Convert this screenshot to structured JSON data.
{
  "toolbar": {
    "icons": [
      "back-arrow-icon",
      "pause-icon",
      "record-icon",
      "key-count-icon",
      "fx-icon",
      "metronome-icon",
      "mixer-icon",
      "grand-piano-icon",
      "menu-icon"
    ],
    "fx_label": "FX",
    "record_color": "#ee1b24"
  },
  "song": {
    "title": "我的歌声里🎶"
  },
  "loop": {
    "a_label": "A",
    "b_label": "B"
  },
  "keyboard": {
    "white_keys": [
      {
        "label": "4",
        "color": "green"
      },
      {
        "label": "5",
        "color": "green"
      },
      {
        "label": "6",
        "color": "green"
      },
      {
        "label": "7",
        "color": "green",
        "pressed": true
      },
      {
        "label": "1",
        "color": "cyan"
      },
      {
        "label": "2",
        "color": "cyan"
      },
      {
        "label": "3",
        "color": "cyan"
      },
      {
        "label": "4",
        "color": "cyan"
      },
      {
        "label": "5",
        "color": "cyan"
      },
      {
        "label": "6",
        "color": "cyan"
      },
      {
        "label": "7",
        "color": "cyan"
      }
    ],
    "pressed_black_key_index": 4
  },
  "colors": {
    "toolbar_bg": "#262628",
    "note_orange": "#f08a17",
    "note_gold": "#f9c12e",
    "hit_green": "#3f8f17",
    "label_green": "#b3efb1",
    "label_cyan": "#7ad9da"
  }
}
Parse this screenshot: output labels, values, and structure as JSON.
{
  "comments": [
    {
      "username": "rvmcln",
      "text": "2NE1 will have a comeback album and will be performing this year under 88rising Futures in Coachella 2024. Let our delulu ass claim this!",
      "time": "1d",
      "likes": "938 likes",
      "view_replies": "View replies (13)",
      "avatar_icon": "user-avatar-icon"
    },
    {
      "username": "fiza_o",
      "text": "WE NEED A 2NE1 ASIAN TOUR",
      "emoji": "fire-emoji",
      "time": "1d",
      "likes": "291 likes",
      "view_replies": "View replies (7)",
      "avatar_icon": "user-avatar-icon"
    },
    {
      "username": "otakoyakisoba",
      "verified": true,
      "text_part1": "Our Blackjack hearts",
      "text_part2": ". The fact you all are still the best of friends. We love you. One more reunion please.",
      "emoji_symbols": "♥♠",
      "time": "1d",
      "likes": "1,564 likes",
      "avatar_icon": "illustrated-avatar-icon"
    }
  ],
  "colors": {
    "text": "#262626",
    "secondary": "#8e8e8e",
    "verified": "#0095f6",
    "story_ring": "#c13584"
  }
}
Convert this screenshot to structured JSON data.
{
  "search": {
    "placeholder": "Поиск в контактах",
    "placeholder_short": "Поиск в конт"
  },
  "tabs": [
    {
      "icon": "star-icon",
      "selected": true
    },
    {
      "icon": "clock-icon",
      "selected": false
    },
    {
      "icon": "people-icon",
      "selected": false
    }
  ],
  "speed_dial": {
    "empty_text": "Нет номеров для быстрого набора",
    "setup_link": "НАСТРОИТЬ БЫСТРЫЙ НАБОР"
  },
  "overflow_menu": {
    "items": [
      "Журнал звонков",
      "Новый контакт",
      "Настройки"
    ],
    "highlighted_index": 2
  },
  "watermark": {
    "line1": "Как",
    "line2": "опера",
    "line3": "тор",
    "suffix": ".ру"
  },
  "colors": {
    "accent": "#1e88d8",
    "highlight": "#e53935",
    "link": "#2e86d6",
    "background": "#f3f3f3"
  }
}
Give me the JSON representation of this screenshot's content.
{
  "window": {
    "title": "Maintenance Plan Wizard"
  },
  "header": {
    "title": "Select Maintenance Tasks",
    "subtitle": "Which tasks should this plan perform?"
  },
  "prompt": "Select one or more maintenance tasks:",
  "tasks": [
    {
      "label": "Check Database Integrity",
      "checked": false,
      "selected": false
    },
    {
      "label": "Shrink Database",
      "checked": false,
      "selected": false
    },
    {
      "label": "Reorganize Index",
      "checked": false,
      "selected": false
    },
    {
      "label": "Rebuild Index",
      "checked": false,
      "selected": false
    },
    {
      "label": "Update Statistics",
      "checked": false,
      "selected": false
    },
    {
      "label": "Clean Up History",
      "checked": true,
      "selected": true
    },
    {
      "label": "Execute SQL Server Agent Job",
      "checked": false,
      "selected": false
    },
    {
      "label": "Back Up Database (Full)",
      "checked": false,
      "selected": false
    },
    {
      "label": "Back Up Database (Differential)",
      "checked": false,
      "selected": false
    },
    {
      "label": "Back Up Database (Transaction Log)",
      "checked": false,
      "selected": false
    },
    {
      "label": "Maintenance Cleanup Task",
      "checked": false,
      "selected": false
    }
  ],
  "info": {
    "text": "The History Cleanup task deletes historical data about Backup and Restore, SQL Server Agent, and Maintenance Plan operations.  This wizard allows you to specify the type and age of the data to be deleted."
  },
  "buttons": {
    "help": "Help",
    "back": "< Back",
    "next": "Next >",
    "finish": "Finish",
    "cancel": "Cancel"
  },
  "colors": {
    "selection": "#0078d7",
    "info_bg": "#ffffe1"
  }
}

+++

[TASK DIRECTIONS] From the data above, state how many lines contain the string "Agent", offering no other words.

[ANSWER TO THE EXERCISE] 2